Work item:
Filter the data for lines with the word "position", then copy every line so identified.

++++ Raw data ++++

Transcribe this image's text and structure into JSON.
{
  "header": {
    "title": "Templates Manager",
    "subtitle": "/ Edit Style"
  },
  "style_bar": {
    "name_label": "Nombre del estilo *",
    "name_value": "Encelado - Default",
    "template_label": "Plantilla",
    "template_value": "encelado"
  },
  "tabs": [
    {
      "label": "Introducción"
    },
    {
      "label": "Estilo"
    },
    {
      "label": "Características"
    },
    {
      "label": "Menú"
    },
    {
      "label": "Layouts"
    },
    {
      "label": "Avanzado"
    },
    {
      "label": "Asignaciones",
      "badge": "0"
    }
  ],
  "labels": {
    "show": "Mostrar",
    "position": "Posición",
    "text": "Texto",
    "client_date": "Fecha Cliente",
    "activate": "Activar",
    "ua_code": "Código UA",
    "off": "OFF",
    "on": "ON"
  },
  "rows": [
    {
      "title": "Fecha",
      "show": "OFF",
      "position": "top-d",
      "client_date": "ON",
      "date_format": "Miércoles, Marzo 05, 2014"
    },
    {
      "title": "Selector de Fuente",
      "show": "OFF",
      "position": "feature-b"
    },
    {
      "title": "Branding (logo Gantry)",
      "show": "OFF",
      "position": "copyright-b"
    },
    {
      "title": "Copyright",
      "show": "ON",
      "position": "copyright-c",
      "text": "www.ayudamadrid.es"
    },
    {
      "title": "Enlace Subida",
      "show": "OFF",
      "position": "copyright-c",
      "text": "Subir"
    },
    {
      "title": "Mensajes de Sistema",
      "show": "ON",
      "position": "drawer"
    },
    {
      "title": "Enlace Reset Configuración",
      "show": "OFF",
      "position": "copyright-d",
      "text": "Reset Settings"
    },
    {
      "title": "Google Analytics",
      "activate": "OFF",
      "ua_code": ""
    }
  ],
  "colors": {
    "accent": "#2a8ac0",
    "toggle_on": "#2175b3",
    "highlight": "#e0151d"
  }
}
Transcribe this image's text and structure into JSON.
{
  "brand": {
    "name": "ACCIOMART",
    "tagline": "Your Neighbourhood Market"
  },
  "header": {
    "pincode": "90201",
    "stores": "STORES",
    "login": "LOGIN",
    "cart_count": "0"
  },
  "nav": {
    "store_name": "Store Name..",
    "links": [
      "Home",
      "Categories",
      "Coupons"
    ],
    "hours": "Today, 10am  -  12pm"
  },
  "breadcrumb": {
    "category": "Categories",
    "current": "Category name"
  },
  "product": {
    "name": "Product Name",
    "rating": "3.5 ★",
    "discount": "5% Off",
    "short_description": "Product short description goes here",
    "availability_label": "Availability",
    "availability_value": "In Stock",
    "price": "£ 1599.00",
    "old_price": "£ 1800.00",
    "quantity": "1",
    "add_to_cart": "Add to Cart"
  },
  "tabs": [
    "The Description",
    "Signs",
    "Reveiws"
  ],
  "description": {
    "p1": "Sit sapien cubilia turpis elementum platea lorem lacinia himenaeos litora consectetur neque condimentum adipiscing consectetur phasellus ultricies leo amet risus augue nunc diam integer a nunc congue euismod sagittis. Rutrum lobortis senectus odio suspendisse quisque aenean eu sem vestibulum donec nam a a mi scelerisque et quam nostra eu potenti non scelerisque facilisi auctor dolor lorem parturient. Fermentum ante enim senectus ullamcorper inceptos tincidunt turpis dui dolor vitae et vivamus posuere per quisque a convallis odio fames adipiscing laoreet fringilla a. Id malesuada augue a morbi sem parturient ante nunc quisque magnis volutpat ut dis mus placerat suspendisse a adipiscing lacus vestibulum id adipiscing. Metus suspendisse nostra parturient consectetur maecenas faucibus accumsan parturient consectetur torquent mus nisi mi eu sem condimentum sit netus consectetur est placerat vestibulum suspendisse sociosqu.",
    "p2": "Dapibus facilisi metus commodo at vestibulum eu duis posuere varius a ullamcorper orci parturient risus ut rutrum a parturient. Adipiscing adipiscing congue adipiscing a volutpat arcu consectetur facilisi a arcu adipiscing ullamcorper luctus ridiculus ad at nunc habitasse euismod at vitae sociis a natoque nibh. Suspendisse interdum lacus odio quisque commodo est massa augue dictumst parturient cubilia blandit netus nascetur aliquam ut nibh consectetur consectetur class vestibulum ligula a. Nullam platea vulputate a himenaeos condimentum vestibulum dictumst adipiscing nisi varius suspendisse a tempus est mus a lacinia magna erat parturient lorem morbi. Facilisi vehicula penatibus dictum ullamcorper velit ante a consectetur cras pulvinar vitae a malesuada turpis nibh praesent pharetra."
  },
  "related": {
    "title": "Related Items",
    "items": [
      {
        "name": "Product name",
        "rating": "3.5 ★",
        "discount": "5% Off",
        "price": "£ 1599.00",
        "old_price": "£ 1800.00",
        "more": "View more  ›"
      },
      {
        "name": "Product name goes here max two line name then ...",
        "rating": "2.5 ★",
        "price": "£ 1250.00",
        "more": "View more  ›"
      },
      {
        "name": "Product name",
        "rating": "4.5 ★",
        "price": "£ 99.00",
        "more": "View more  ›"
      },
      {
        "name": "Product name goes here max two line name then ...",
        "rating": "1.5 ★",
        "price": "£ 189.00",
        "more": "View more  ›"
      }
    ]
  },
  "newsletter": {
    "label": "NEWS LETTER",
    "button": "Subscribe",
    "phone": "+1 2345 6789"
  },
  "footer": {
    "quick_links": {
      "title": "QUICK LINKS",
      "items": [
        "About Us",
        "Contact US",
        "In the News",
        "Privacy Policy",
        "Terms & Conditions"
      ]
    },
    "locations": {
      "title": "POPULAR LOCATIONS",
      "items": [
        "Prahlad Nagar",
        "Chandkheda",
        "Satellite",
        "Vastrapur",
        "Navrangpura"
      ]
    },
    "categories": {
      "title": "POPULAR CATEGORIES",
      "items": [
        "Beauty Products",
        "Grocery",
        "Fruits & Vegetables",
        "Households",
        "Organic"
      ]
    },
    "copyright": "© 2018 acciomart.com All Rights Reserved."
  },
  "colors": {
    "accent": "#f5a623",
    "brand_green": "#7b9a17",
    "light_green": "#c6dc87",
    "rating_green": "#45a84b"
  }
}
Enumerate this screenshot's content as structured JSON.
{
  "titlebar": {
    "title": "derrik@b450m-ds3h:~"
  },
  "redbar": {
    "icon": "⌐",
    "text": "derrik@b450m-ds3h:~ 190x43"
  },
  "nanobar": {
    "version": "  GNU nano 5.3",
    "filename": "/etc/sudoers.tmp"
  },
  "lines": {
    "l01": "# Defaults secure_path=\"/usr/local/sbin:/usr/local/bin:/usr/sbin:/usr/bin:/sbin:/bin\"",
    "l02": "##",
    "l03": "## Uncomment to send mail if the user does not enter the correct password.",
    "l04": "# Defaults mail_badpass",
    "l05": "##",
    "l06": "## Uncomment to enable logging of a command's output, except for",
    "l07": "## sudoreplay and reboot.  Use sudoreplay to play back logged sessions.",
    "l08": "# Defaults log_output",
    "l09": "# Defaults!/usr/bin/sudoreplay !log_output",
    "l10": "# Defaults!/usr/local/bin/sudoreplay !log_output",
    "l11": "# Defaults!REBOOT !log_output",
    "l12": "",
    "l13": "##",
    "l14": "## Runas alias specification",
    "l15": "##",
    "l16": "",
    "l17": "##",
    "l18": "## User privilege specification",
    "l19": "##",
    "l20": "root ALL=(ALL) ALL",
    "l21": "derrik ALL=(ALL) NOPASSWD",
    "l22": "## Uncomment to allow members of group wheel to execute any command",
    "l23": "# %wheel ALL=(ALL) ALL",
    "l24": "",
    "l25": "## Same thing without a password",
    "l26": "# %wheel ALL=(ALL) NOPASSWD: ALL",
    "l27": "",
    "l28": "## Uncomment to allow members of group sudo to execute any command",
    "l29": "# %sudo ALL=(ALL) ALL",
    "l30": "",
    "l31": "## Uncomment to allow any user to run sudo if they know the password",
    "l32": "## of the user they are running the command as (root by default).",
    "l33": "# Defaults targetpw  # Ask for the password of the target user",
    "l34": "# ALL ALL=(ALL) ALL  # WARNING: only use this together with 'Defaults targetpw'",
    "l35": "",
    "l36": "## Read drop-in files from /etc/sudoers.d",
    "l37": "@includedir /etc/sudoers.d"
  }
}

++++

Reply to the task:
    "position": "Posición",
      "position": "top-d",
      "position": "feature-b"
      "position": "copyright-b"
      "position": "copyright-c",
      "position": "copyright-c",
      "position": "drawer"
      "position": "copyright-d",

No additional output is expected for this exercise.